:: Available data ::

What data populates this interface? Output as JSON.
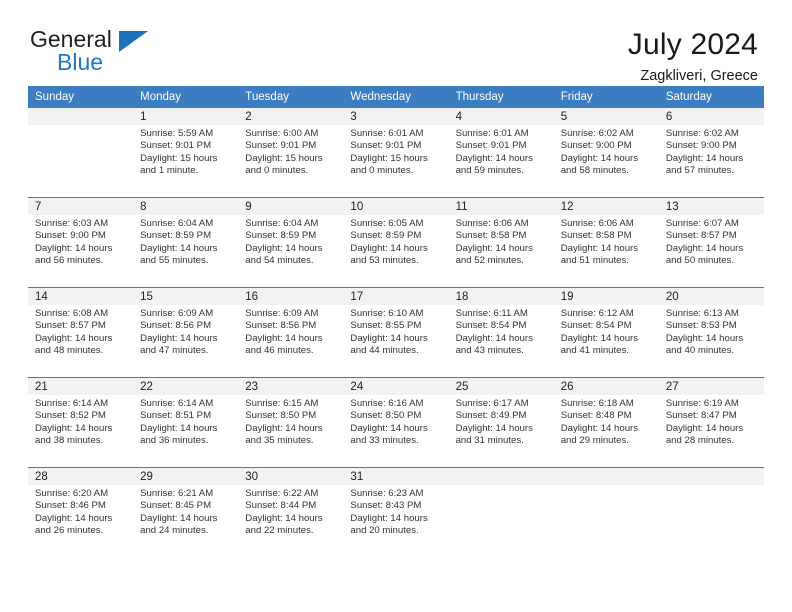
{
  "brand": {
    "name_top": "General",
    "name_bottom": "Blue",
    "accent_color": "#2079c4",
    "header_color": "#3b7dc0"
  },
  "header": {
    "title": "July 2024",
    "subtitle": "Zagkliveri, Greece"
  },
  "weekday_headers": [
    "Sunday",
    "Monday",
    "Tuesday",
    "Wednesday",
    "Thursday",
    "Friday",
    "Saturday"
  ],
  "weeks": [
    [
      {
        "day": "",
        "lines": []
      },
      {
        "day": "1",
        "lines": [
          "Sunrise: 5:59 AM",
          "Sunset: 9:01 PM",
          "Daylight: 15 hours",
          "and 1 minute."
        ]
      },
      {
        "day": "2",
        "lines": [
          "Sunrise: 6:00 AM",
          "Sunset: 9:01 PM",
          "Daylight: 15 hours",
          "and 0 minutes."
        ]
      },
      {
        "day": "3",
        "lines": [
          "Sunrise: 6:01 AM",
          "Sunset: 9:01 PM",
          "Daylight: 15 hours",
          "and 0 minutes."
        ]
      },
      {
        "day": "4",
        "lines": [
          "Sunrise: 6:01 AM",
          "Sunset: 9:01 PM",
          "Daylight: 14 hours",
          "and 59 minutes."
        ]
      },
      {
        "day": "5",
        "lines": [
          "Sunrise: 6:02 AM",
          "Sunset: 9:00 PM",
          "Daylight: 14 hours",
          "and 58 minutes."
        ]
      },
      {
        "day": "6",
        "lines": [
          "Sunrise: 6:02 AM",
          "Sunset: 9:00 PM",
          "Daylight: 14 hours",
          "and 57 minutes."
        ]
      }
    ],
    [
      {
        "day": "7",
        "lines": [
          "Sunrise: 6:03 AM",
          "Sunset: 9:00 PM",
          "Daylight: 14 hours",
          "and 56 minutes."
        ]
      },
      {
        "day": "8",
        "lines": [
          "Sunrise: 6:04 AM",
          "Sunset: 8:59 PM",
          "Daylight: 14 hours",
          "and 55 minutes."
        ]
      },
      {
        "day": "9",
        "lines": [
          "Sunrise: 6:04 AM",
          "Sunset: 8:59 PM",
          "Daylight: 14 hours",
          "and 54 minutes."
        ]
      },
      {
        "day": "10",
        "lines": [
          "Sunrise: 6:05 AM",
          "Sunset: 8:59 PM",
          "Daylight: 14 hours",
          "and 53 minutes."
        ]
      },
      {
        "day": "11",
        "lines": [
          "Sunrise: 6:06 AM",
          "Sunset: 8:58 PM",
          "Daylight: 14 hours",
          "and 52 minutes."
        ]
      },
      {
        "day": "12",
        "lines": [
          "Sunrise: 6:06 AM",
          "Sunset: 8:58 PM",
          "Daylight: 14 hours",
          "and 51 minutes."
        ]
      },
      {
        "day": "13",
        "lines": [
          "Sunrise: 6:07 AM",
          "Sunset: 8:57 PM",
          "Daylight: 14 hours",
          "and 50 minutes."
        ]
      }
    ],
    [
      {
        "day": "14",
        "lines": [
          "Sunrise: 6:08 AM",
          "Sunset: 8:57 PM",
          "Daylight: 14 hours",
          "and 48 minutes."
        ]
      },
      {
        "day": "15",
        "lines": [
          "Sunrise: 6:09 AM",
          "Sunset: 8:56 PM",
          "Daylight: 14 hours",
          "and 47 minutes."
        ]
      },
      {
        "day": "16",
        "lines": [
          "Sunrise: 6:09 AM",
          "Sunset: 8:56 PM",
          "Daylight: 14 hours",
          "and 46 minutes."
        ]
      },
      {
        "day": "17",
        "lines": [
          "Sunrise: 6:10 AM",
          "Sunset: 8:55 PM",
          "Daylight: 14 hours",
          "and 44 minutes."
        ]
      },
      {
        "day": "18",
        "lines": [
          "Sunrise: 6:11 AM",
          "Sunset: 8:54 PM",
          "Daylight: 14 hours",
          "and 43 minutes."
        ]
      },
      {
        "day": "19",
        "lines": [
          "Sunrise: 6:12 AM",
          "Sunset: 8:54 PM",
          "Daylight: 14 hours",
          "and 41 minutes."
        ]
      },
      {
        "day": "20",
        "lines": [
          "Sunrise: 6:13 AM",
          "Sunset: 8:53 PM",
          "Daylight: 14 hours",
          "and 40 minutes."
        ]
      }
    ],
    [
      {
        "day": "21",
        "lines": [
          "Sunrise: 6:14 AM",
          "Sunset: 8:52 PM",
          "Daylight: 14 hours",
          "and 38 minutes."
        ]
      },
      {
        "day": "22",
        "lines": [
          "Sunrise: 6:14 AM",
          "Sunset: 8:51 PM",
          "Daylight: 14 hours",
          "and 36 minutes."
        ]
      },
      {
        "day": "23",
        "lines": [
          "Sunrise: 6:15 AM",
          "Sunset: 8:50 PM",
          "Daylight: 14 hours",
          "and 35 minutes."
        ]
      },
      {
        "day": "24",
        "lines": [
          "Sunrise: 6:16 AM",
          "Sunset: 8:50 PM",
          "Daylight: 14 hours",
          "and 33 minutes."
        ]
      },
      {
        "day": "25",
        "lines": [
          "Sunrise: 6:17 AM",
          "Sunset: 8:49 PM",
          "Daylight: 14 hours",
          "and 31 minutes."
        ]
      },
      {
        "day": "26",
        "lines": [
          "Sunrise: 6:18 AM",
          "Sunset: 8:48 PM",
          "Daylight: 14 hours",
          "and 29 minutes."
        ]
      },
      {
        "day": "27",
        "lines": [
          "Sunrise: 6:19 AM",
          "Sunset: 8:47 PM",
          "Daylight: 14 hours",
          "and 28 minutes."
        ]
      }
    ],
    [
      {
        "day": "28",
        "lines": [
          "Sunrise: 6:20 AM",
          "Sunset: 8:46 PM",
          "Daylight: 14 hours",
          "and 26 minutes."
        ]
      },
      {
        "day": "29",
        "lines": [
          "Sunrise: 6:21 AM",
          "Sunset: 8:45 PM",
          "Daylight: 14 hours",
          "and 24 minutes."
        ]
      },
      {
        "day": "30",
        "lines": [
          "Sunrise: 6:22 AM",
          "Sunset: 8:44 PM",
          "Daylight: 14 hours",
          "and 22 minutes."
        ]
      },
      {
        "day": "31",
        "lines": [
          "Sunrise: 6:23 AM",
          "Sunset: 8:43 PM",
          "Daylight: 14 hours",
          "and 20 minutes."
        ]
      },
      {
        "day": "",
        "lines": []
      },
      {
        "day": "",
        "lines": []
      },
      {
        "day": "",
        "lines": []
      }
    ]
  ]
}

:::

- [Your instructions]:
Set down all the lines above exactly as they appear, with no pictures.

- [Exercise output]:
What data populates this interface? Output as JSON.
{
  "brand": {
    "name_top": "General",
    "name_bottom": "Blue",
    "accent_color": "#2079c4",
    "header_color": "#3b7dc0"
  },
  "header": {
    "title": "July 2024",
    "subtitle": "Zagkliveri, Greece"
  },
  "weekday_headers": [
    "Sunday",
    "Monday",
    "Tuesday",
    "Wednesday",
    "Thursday",
    "Friday",
    "Saturday"
  ],
  "weeks": [
    [
      {
        "day": "",
        "lines": []
      },
      {
        "day": "1",
        "lines": [
          "Sunrise: 5:59 AM",
          "Sunset: 9:01 PM",
          "Daylight: 15 hours",
          "and 1 minute."
        ]
      },
      {
        "day": "2",
        "lines": [
          "Sunrise: 6:00 AM",
          "Sunset: 9:01 PM",
          "Daylight: 15 hours",
          "and 0 minutes."
        ]
      },
      {
        "day": "3",
        "lines": [
          "Sunrise: 6:01 AM",
          "Sunset: 9:01 PM",
          "Daylight: 15 hours",
          "and 0 minutes."
        ]
      },
      {
        "day": "4",
        "lines": [
          "Sunrise: 6:01 AM",
          "Sunset: 9:01 PM",
          "Daylight: 14 hours",
          "and 59 minutes."
        ]
      },
      {
        "day": "5",
        "lines": [
          "Sunrise: 6:02 AM",
          "Sunset: 9:00 PM",
          "Daylight: 14 hours",
          "and 58 minutes."
        ]
      },
      {
        "day": "6",
        "lines": [
          "Sunrise: 6:02 AM",
          "Sunset: 9:00 PM",
          "Daylight: 14 hours",
          "and 57 minutes."
        ]
      }
    ],
    [
      {
        "day": "7",
        "lines": [
          "Sunrise: 6:03 AM",
          "Sunset: 9:00 PM",
          "Daylight: 14 hours",
          "and 56 minutes."
        ]
      },
      {
        "day": "8",
        "lines": [
          "Sunrise: 6:04 AM",
          "Sunset: 8:59 PM",
          "Daylight: 14 hours",
          "and 55 minutes."
        ]
      },
      {
        "day": "9",
        "lines": [
          "Sunrise: 6:04 AM",
          "Sunset: 8:59 PM",
          "Daylight: 14 hours",
          "and 54 minutes."
        ]
      },
      {
        "day": "10",
        "lines": [
          "Sunrise: 6:05 AM",
          "Sunset: 8:59 PM",
          "Daylight: 14 hours",
          "and 53 minutes."
        ]
      },
      {
        "day": "11",
        "lines": [
          "Sunrise: 6:06 AM",
          "Sunset: 8:58 PM",
          "Daylight: 14 hours",
          "and 52 minutes."
        ]
      },
      {
        "day": "12",
        "lines": [
          "Sunrise: 6:06 AM",
          "Sunset: 8:58 PM",
          "Daylight: 14 hours",
          "and 51 minutes."
        ]
      },
      {
        "day": "13",
        "lines": [
          "Sunrise: 6:07 AM",
          "Sunset: 8:57 PM",
          "Daylight: 14 hours",
          "and 50 minutes."
        ]
      }
    ],
    [
      {
        "day": "14",
        "lines": [
          "Sunrise: 6:08 AM",
          "Sunset: 8:57 PM",
          "Daylight: 14 hours",
          "and 48 minutes."
        ]
      },
      {
        "day": "15",
        "lines": [
          "Sunrise: 6:09 AM",
          "Sunset: 8:56 PM",
          "Daylight: 14 hours",
          "and 47 minutes."
        ]
      },
      {
        "day": "16",
        "lines": [
          "Sunrise: 6:09 AM",
          "Sunset: 8:56 PM",
          "Daylight: 14 hours",
          "and 46 minutes."
        ]
      },
      {
        "day": "17",
        "lines": [
          "Sunrise: 6:10 AM",
          "Sunset: 8:55 PM",
          "Daylight: 14 hours",
          "and 44 minutes."
        ]
      },
      {
        "day": "18",
        "lines": [
          "Sunrise: 6:11 AM",
          "Sunset: 8:54 PM",
          "Daylight: 14 hours",
          "and 43 minutes."
        ]
      },
      {
        "day": "19",
        "lines": [
          "Sunrise: 6:12 AM",
          "Sunset: 8:54 PM",
          "Daylight: 14 hours",
          "and 41 minutes."
        ]
      },
      {
        "day": "20",
        "lines": [
          "Sunrise: 6:13 AM",
          "Sunset: 8:53 PM",
          "Daylight: 14 hours",
          "and 40 minutes."
        ]
      }
    ],
    [
      {
        "day": "21",
        "lines": [
          "Sunrise: 6:14 AM",
          "Sunset: 8:52 PM",
          "Daylight: 14 hours",
          "and 38 minutes."
        ]
      },
      {
        "day": "22",
        "lines": [
          "Sunrise: 6:14 AM",
          "Sunset: 8:51 PM",
          "Daylight: 14 hours",
          "and 36 minutes."
        ]
      },
      {
        "day": "23",
        "lines": [
          "Sunrise: 6:15 AM",
          "Sunset: 8:50 PM",
          "Daylight: 14 hours",
          "and 35 minutes."
        ]
      },
      {
        "day": "24",
        "lines": [
          "Sunrise: 6:16 AM",
          "Sunset: 8:50 PM",
          "Daylight: 14 hours",
          "and 33 minutes."
        ]
      },
      {
        "day": "25",
        "lines": [
          "Sunrise: 6:17 AM",
          "Sunset: 8:49 PM",
          "Daylight: 14 hours",
          "and 31 minutes."
        ]
      },
      {
        "day": "26",
        "lines": [
          "Sunrise: 6:18 AM",
          "Sunset: 8:48 PM",
          "Daylight: 14 hours",
          "and 29 minutes."
        ]
      },
      {
        "day": "27",
        "lines": [
          "Sunrise: 6:19 AM",
          "Sunset: 8:47 PM",
          "Daylight: 14 hours",
          "and 28 minutes."
        ]
      }
    ],
    [
      {
        "day": "28",
        "lines": [
          "Sunrise: 6:20 AM",
          "Sunset: 8:46 PM",
          "Daylight: 14 hours",
          "and 26 minutes."
        ]
      },
      {
        "day": "29",
        "lines": [
          "Sunrise: 6:21 AM",
          "Sunset: 8:45 PM",
          "Daylight: 14 hours",
          "and 24 minutes."
        ]
      },
      {
        "day": "30",
        "lines": [
          "Sunrise: 6:22 AM",
          "Sunset: 8:44 PM",
          "Daylight: 14 hours",
          "and 22 minutes."
        ]
      },
      {
        "day": "31",
        "lines": [
          "Sunrise: 6:23 AM",
          "Sunset: 8:43 PM",
          "Daylight: 14 hours",
          "and 20 minutes."
        ]
      },
      {
        "day": "",
        "lines": []
      },
      {
        "day": "",
        "lines": []
      },
      {
        "day": "",
        "lines": []
      }
    ]
  ]
}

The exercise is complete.